Aquilano). now in its 10th edition. and serves on the editorial boards of all of the leading operations management journals. He was cited as one of the major contributors to operations management in the International Journal of Production Research in 1994.’s The Service Profit Chain. Jacobs and N. and the Journal of Retailing identified him as one of the leading scholars in services marketing in 1995. Davidow and Malone’s The Virtual Organization. Chase About the author Richard B. He has written and lectured extensively on the subject of service design. Chase is Justin B. has been among the most widely adopted textbooks in the field for over 25 years. Two of his Harvard Business Review articles. Marshall School of Business – University of Southern California. Dart Professor of Operations Management and Director of the Doctoral Program. Garvin). His work has been quoted in such leading books as Tom Peters’ Liberation Management. “Where does the customer fit in a service operation?” and “The service factory” (with D. 128 . have been cited as classics.

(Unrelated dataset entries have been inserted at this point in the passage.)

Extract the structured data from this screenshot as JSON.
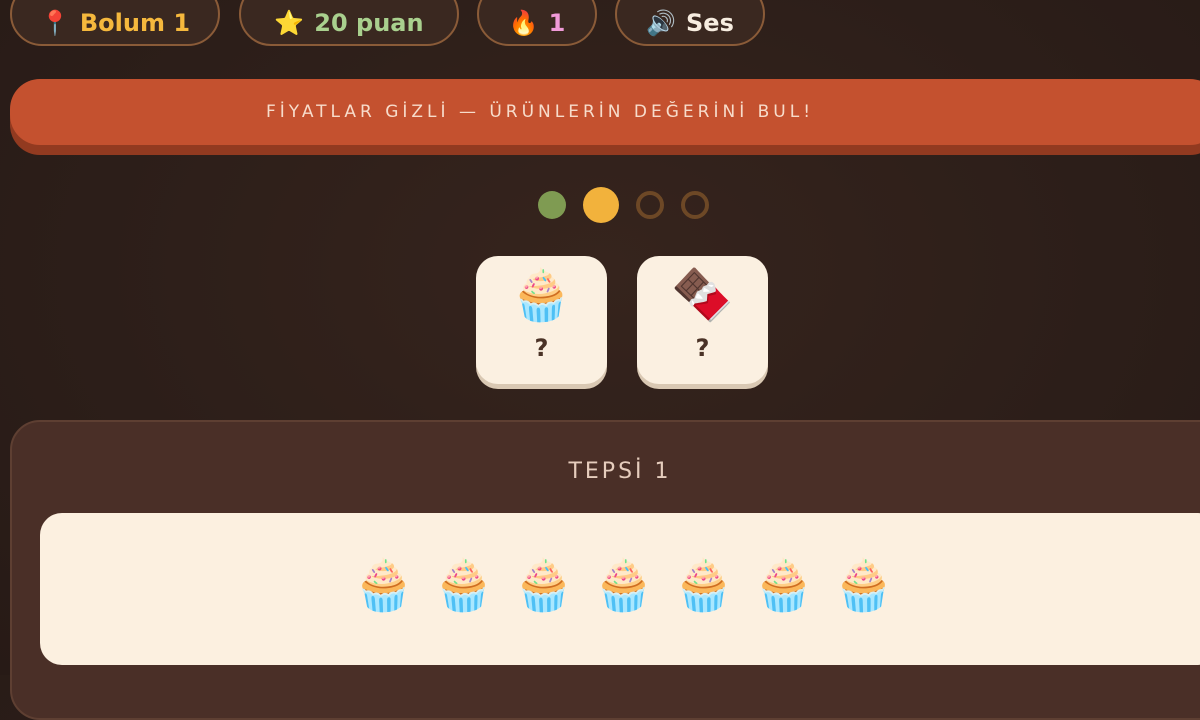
{
  "header": {
    "level": {
      "icon": "📍",
      "label": "Bolum 1"
    },
    "score": {
      "icon": "⭐",
      "label": "20 puan"
    },
    "streak": {
      "icon": "🔥",
      "label": "1"
    },
    "sound": {
      "icon": "🔊",
      "label": "Ses"
    }
  },
  "banner": {
    "text": "FİYATLAR GİZLİ — ÜRÜNLERİN DEĞERİNİ BUL!"
  },
  "progress": {
    "total": 4,
    "current": 2,
    "completed": 1
  },
  "products": [
    {
      "icon": "🧁",
      "name": "cupcake",
      "price": "?"
    },
    {
      "icon": "🍫",
      "name": "chocolate-bar",
      "price": "?"
    }
  ],
  "tray": {
    "title": "TEPSİ 1",
    "items": [
      "🧁",
      "🧁",
      "🧁",
      "🧁",
      "🧁",
      "🧁",
      "🧁"
    ]
  },
  "colors": {
    "accent": "#c4512f",
    "gold": "#f2b23c",
    "done": "#7f9b52",
    "background": "#2c1e19"
  }
}
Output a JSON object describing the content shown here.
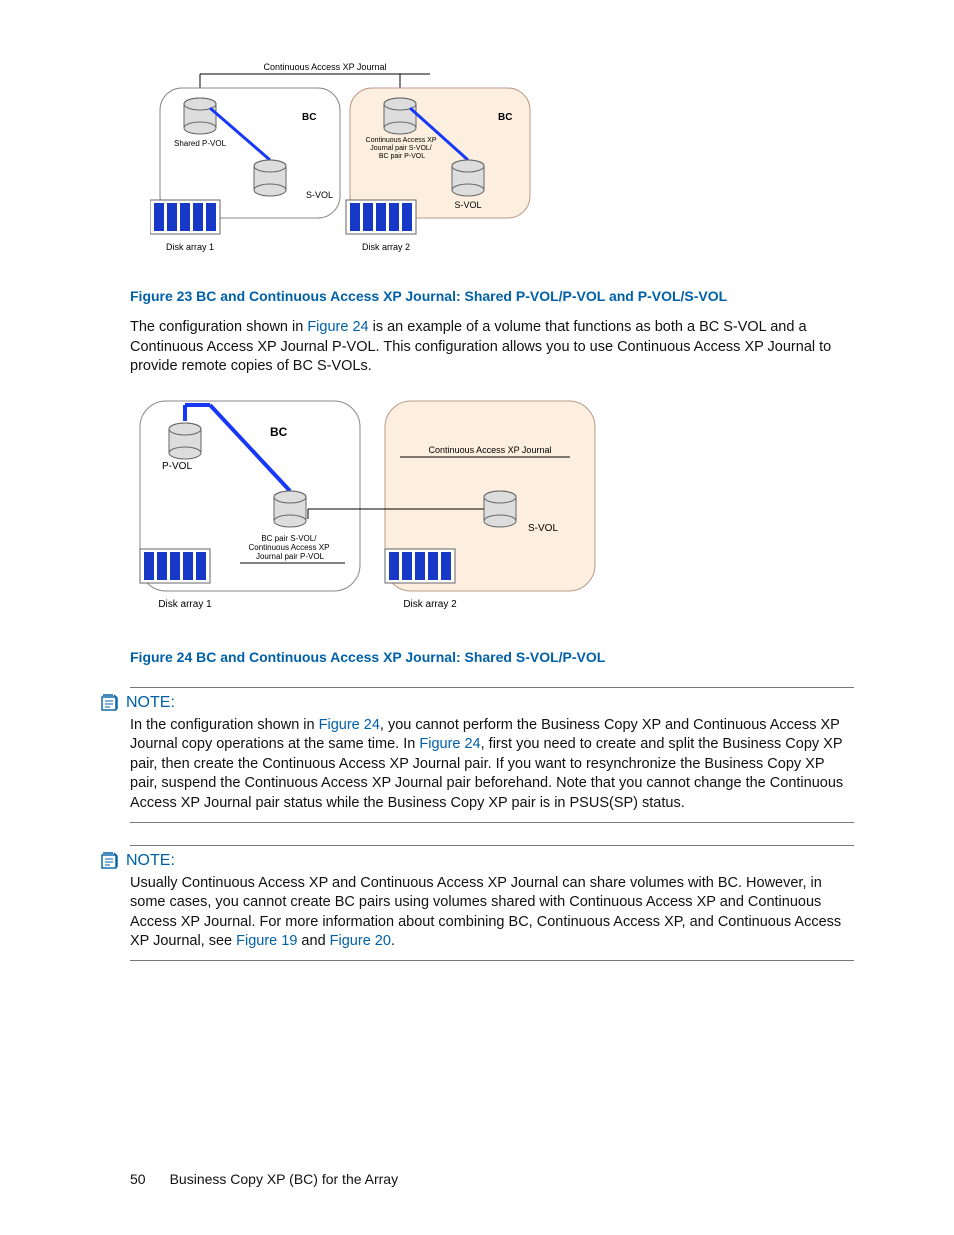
{
  "figure23": {
    "topLabel": "Continuous Access XP Journal",
    "left": {
      "bc": "BC",
      "pvol": "Shared P-VOL",
      "svol": "S-VOL",
      "array": "Disk array 1"
    },
    "right": {
      "bc": "BC",
      "midLabel": "Continuous Access XP\nJournal pair S-VOL/\nBC pair P-VOL",
      "svol": "S-VOL",
      "array": "Disk array 2"
    },
    "caption": "Figure 23 BC and Continuous Access XP Journal: Shared P-VOL/P-VOL and P-VOL/S-VOL"
  },
  "para1": {
    "a": "The configuration shown in ",
    "link": "Figure 24",
    "b": " is an example of a volume that functions as both a BC S-VOL and a Continuous Access XP Journal P-VOL. This configuration allows you to use Continuous Access XP Journal to provide remote copies of BC S-VOLs."
  },
  "figure24": {
    "left": {
      "bc": "BC",
      "pvol": "P-VOL",
      "midLabel": "BC pair S-VOL/\nContinuous Access XP\nJournal pair P-VOL",
      "array": "Disk array 1"
    },
    "right": {
      "topLabel": "Continuous Access XP Journal",
      "svol": "S-VOL",
      "array": "Disk array 2"
    },
    "caption": "Figure 24 BC and Continuous Access XP Journal: Shared S-VOL/P-VOL"
  },
  "note1": {
    "heading": "NOTE:",
    "a": "In the configuration shown in ",
    "link1": "Figure 24",
    "b": ", you cannot perform the Business Copy XP and Continuous Access XP Journal copy operations at the same time. In ",
    "link2": "Figure 24",
    "c": ", first you need to create and split the Business Copy XP pair, then create the Continuous Access XP Journal pair. If you want to resynchronize the Business Copy XP pair, suspend the Continuous Access XP Journal pair beforehand. Note that you cannot change the Continuous Access XP Journal pair status while the Business Copy XP pair is in PSUS(SP) status."
  },
  "note2": {
    "heading": "NOTE:",
    "a": "Usually Continuous Access XP and Continuous Access XP Journal can share volumes with BC. However, in some cases, you cannot create BC pairs using volumes shared with Continuous Access XP and Continuous Access XP Journal. For more information about combining BC, Continuous Access XP, and Continuous Access XP Journal, see ",
    "link1": "Figure 19",
    "mid": " and ",
    "link2": "Figure 20",
    "end": "."
  },
  "footer": {
    "page": "50",
    "title": "Business Copy XP (BC) for the Array"
  }
}
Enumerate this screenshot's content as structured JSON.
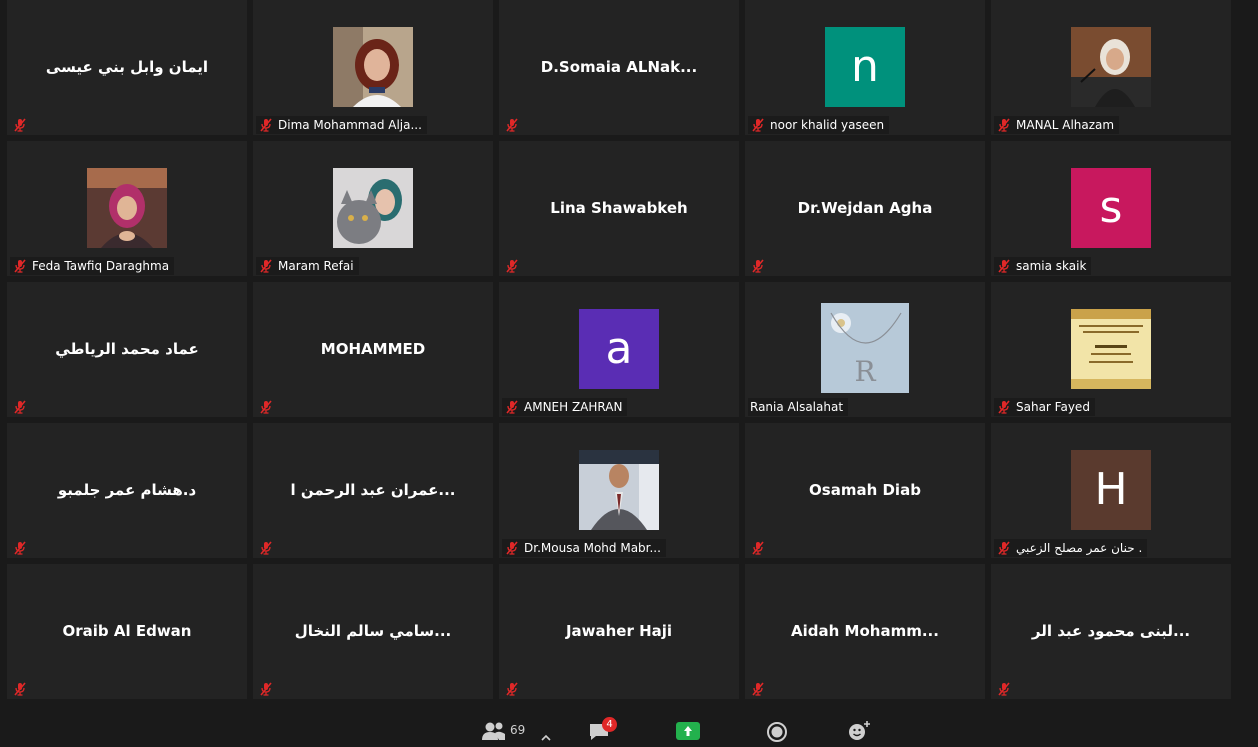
{
  "tiles": [
    {
      "display": "name",
      "name": "ايمان وابل بني عيسى",
      "label": ""
    },
    {
      "display": "photo",
      "photo": "woman-red-hair-photo",
      "label": "Dima  Mohammad Alja..."
    },
    {
      "display": "name",
      "name": "D.Somaia  ALNak...",
      "label": ""
    },
    {
      "display": "letter",
      "letter": "n",
      "color": "#00917c",
      "label": "noor khalid yaseen"
    },
    {
      "display": "photo",
      "photo": "woman-hijab-microphone-photo",
      "label": "MANAL Alhazam"
    },
    {
      "display": "photo",
      "photo": "woman-pink-hijab-photo",
      "label": "Feda Tawfiq Daraghma"
    },
    {
      "display": "photo",
      "photo": "woman-with-cat-photo",
      "label": "Maram Refai"
    },
    {
      "display": "name",
      "name": "Lina Shawabkeh",
      "label": ""
    },
    {
      "display": "name",
      "name": "Dr.Wejdan Agha",
      "label": ""
    },
    {
      "display": "letter",
      "letter": "s",
      "color": "#c8185e",
      "label": "samia skaik"
    },
    {
      "display": "name",
      "name": "عماد محمد الرياطي",
      "label": ""
    },
    {
      "display": "name",
      "name": "MOHAMMED",
      "label": ""
    },
    {
      "display": "letter",
      "letter": "a",
      "color": "#5a2db4",
      "label": "AMNEH ZAHRAN"
    },
    {
      "display": "photo",
      "photo": "necklace-letter-r-photo",
      "label": "Rania Alsalahat"
    },
    {
      "display": "photo",
      "photo": "yellow-document-photo",
      "label": "Sahar Fayed"
    },
    {
      "display": "name",
      "name": "د.هشام عمر جلمبو",
      "label": ""
    },
    {
      "display": "name",
      "name": "عمران عبد الرحمن ا...",
      "label": ""
    },
    {
      "display": "photo",
      "photo": "man-suit-photo",
      "label": "Dr.Mousa Mohd Mabr..."
    },
    {
      "display": "name",
      "name": "Osamah Diab",
      "label": ""
    },
    {
      "display": "letter",
      "letter": "H",
      "color": "#5a3a2e",
      "label": "حنان عمر مصلح الزعبي ."
    },
    {
      "display": "name",
      "name": "Oraib Al Edwan",
      "label": ""
    },
    {
      "display": "name",
      "name": "سامي سالم النخال...",
      "label": ""
    },
    {
      "display": "name",
      "name": "Jawaher Haji",
      "label": ""
    },
    {
      "display": "name",
      "name": "Aidah  Mohamm...",
      "label": ""
    },
    {
      "display": "name",
      "name": "لبنى محمود عبد الر...",
      "label": ""
    }
  ],
  "toolbar": {
    "participants_count": "69",
    "chat_badge": "4",
    "icons": [
      "participants-icon",
      "chevron-up-icon",
      "chat-icon",
      "share-screen-icon",
      "record-icon",
      "reactions-icon"
    ]
  },
  "colors": {
    "tile_bg": "#232323",
    "muted_icon": "#e02828",
    "share_green": "#23b14d"
  }
}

His money back service guarantee for his MBA course on service management has received international attention in the business press.It’s time to get to first principles in service design Managing Service Quality Volume 14 · Number 2/3 · 2004 · 126-128 Richard B. Dasu). His most recent Harvard Business Review article is “Want to perfect your company’s service? Use behavioral science” (with S. He is a Fellow of the Academy of Management and the Decision Sciences Institute. and in Heskett et al. His book. Operations Management for Competitive Advantage(with R.